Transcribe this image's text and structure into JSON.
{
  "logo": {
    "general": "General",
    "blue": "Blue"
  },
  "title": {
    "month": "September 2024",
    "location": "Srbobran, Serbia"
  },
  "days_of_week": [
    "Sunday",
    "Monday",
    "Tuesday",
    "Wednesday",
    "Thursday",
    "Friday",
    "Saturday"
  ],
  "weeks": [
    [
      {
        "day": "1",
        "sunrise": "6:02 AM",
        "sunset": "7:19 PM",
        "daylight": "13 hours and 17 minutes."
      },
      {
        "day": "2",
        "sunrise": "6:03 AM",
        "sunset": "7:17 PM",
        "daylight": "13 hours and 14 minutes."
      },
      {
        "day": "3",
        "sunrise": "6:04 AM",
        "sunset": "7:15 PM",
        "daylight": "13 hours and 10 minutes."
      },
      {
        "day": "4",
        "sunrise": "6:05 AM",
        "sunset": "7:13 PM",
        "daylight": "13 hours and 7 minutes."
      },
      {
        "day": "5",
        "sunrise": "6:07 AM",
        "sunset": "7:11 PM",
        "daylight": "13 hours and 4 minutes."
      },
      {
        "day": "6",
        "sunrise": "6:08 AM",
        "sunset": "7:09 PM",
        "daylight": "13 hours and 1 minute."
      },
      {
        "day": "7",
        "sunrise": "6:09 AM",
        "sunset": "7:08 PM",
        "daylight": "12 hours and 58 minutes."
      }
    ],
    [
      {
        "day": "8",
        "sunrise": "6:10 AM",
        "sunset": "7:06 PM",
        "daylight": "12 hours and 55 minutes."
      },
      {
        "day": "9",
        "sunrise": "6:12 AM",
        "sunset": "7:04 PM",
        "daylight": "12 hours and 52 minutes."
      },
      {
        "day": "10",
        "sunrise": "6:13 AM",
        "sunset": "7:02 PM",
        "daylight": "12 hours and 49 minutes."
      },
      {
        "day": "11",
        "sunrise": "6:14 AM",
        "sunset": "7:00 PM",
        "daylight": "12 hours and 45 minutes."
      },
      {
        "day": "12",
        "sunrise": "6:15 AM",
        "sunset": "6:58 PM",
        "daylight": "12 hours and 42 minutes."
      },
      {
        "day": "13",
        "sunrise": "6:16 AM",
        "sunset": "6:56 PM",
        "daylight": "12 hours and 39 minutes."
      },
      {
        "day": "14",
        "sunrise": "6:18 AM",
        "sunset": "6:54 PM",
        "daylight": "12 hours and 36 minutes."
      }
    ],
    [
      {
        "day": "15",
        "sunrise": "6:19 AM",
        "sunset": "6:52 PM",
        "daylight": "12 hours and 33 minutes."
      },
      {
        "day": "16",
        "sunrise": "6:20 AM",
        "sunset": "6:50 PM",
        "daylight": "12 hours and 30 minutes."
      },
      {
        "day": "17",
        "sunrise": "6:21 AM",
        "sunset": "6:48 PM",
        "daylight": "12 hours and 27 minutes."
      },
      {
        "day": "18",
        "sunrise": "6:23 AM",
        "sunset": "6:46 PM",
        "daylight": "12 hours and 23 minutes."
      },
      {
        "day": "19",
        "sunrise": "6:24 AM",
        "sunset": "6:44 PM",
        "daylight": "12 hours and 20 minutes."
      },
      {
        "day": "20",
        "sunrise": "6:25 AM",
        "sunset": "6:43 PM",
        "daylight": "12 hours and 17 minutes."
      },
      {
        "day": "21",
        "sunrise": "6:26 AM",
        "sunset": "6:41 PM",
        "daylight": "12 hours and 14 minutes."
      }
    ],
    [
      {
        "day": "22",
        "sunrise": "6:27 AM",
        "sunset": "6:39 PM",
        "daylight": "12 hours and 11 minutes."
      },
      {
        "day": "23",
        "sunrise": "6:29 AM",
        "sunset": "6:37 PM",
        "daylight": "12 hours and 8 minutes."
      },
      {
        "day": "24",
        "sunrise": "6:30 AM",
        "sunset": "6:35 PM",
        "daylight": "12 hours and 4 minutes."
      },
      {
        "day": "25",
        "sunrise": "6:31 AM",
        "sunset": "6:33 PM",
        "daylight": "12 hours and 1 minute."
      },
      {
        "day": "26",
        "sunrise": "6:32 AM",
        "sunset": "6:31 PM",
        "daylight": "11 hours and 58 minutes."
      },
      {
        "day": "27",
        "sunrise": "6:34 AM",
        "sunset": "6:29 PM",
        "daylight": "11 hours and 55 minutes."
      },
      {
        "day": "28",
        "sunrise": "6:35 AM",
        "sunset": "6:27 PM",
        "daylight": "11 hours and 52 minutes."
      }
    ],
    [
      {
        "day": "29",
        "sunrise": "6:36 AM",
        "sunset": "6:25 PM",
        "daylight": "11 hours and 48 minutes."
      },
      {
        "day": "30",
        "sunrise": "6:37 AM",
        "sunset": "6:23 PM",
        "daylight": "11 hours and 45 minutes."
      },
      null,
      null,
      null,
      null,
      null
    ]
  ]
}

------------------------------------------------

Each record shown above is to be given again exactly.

Transcribe this image's text and structure into JSON.
{
  "logo": {
    "general": "General",
    "blue": "Blue"
  },
  "title": {
    "month": "September 2024",
    "location": "Srbobran, Serbia"
  },
  "days_of_week": [
    "Sunday",
    "Monday",
    "Tuesday",
    "Wednesday",
    "Thursday",
    "Friday",
    "Saturday"
  ],
  "weeks": [
    [
      {
        "day": "1",
        "sunrise": "6:02 AM",
        "sunset": "7:19 PM",
        "daylight": "13 hours and 17 minutes."
      },
      {
        "day": "2",
        "sunrise": "6:03 AM",
        "sunset": "7:17 PM",
        "daylight": "13 hours and 14 minutes."
      },
      {
        "day": "3",
        "sunrise": "6:04 AM",
        "sunset": "7:15 PM",
        "daylight": "13 hours and 10 minutes."
      },
      {
        "day": "4",
        "sunrise": "6:05 AM",
        "sunset": "7:13 PM",
        "daylight": "13 hours and 7 minutes."
      },
      {
        "day": "5",
        "sunrise": "6:07 AM",
        "sunset": "7:11 PM",
        "daylight": "13 hours and 4 minutes."
      },
      {
        "day": "6",
        "sunrise": "6:08 AM",
        "sunset": "7:09 PM",
        "daylight": "13 hours and 1 minute."
      },
      {
        "day": "7",
        "sunrise": "6:09 AM",
        "sunset": "7:08 PM",
        "daylight": "12 hours and 58 minutes."
      }
    ],
    [
      {
        "day": "8",
        "sunrise": "6:10 AM",
        "sunset": "7:06 PM",
        "daylight": "12 hours and 55 minutes."
      },
      {
        "day": "9",
        "sunrise": "6:12 AM",
        "sunset": "7:04 PM",
        "daylight": "12 hours and 52 minutes."
      },
      {
        "day": "10",
        "sunrise": "6:13 AM",
        "sunset": "7:02 PM",
        "daylight": "12 hours and 49 minutes."
      },
      {
        "day": "11",
        "sunrise": "6:14 AM",
        "sunset": "7:00 PM",
        "daylight": "12 hours and 45 minutes."
      },
      {
        "day": "12",
        "sunrise": "6:15 AM",
        "sunset": "6:58 PM",
        "daylight": "12 hours and 42 minutes."
      },
      {
        "day": "13",
        "sunrise": "6:16 AM",
        "sunset": "6:56 PM",
        "daylight": "12 hours and 39 minutes."
      },
      {
        "day": "14",
        "sunrise": "6:18 AM",
        "sunset": "6:54 PM",
        "daylight": "12 hours and 36 minutes."
      }
    ],
    [
      {
        "day": "15",
        "sunrise": "6:19 AM",
        "sunset": "6:52 PM",
        "daylight": "12 hours and 33 minutes."
      },
      {
        "day": "16",
        "sunrise": "6:20 AM",
        "sunset": "6:50 PM",
        "daylight": "12 hours and 30 minutes."
      },
      {
        "day": "17",
        "sunrise": "6:21 AM",
        "sunset": "6:48 PM",
        "daylight": "12 hours and 27 minutes."
      },
      {
        "day": "18",
        "sunrise": "6:23 AM",
        "sunset": "6:46 PM",
        "daylight": "12 hours and 23 minutes."
      },
      {
        "day": "19",
        "sunrise": "6:24 AM",
        "sunset": "6:44 PM",
        "daylight": "12 hours and 20 minutes."
      },
      {
        "day": "20",
        "sunrise": "6:25 AM",
        "sunset": "6:43 PM",
        "daylight": "12 hours and 17 minutes."
      },
      {
        "day": "21",
        "sunrise": "6:26 AM",
        "sunset": "6:41 PM",
        "daylight": "12 hours and 14 minutes."
      }
    ],
    [
      {
        "day": "22",
        "sunrise": "6:27 AM",
        "sunset": "6:39 PM",
        "daylight": "12 hours and 11 minutes."
      },
      {
        "day": "23",
        "sunrise": "6:29 AM",
        "sunset": "6:37 PM",
        "daylight": "12 hours and 8 minutes."
      },
      {
        "day": "24",
        "sunrise": "6:30 AM",
        "sunset": "6:35 PM",
        "daylight": "12 hours and 4 minutes."
      },
      {
        "day": "25",
        "sunrise": "6:31 AM",
        "sunset": "6:33 PM",
        "daylight": "12 hours and 1 minute."
      },
      {
        "day": "26",
        "sunrise": "6:32 AM",
        "sunset": "6:31 PM",
        "daylight": "11 hours and 58 minutes."
      },
      {
        "day": "27",
        "sunrise": "6:34 AM",
        "sunset": "6:29 PM",
        "daylight": "11 hours and 55 minutes."
      },
      {
        "day": "28",
        "sunrise": "6:35 AM",
        "sunset": "6:27 PM",
        "daylight": "11 hours and 52 minutes."
      }
    ],
    [
      {
        "day": "29",
        "sunrise": "6:36 AM",
        "sunset": "6:25 PM",
        "daylight": "11 hours and 48 minutes."
      },
      {
        "day": "30",
        "sunrise": "6:37 AM",
        "sunset": "6:23 PM",
        "daylight": "11 hours and 45 minutes."
      },
      null,
      null,
      null,
      null,
      null
    ]
  ]
}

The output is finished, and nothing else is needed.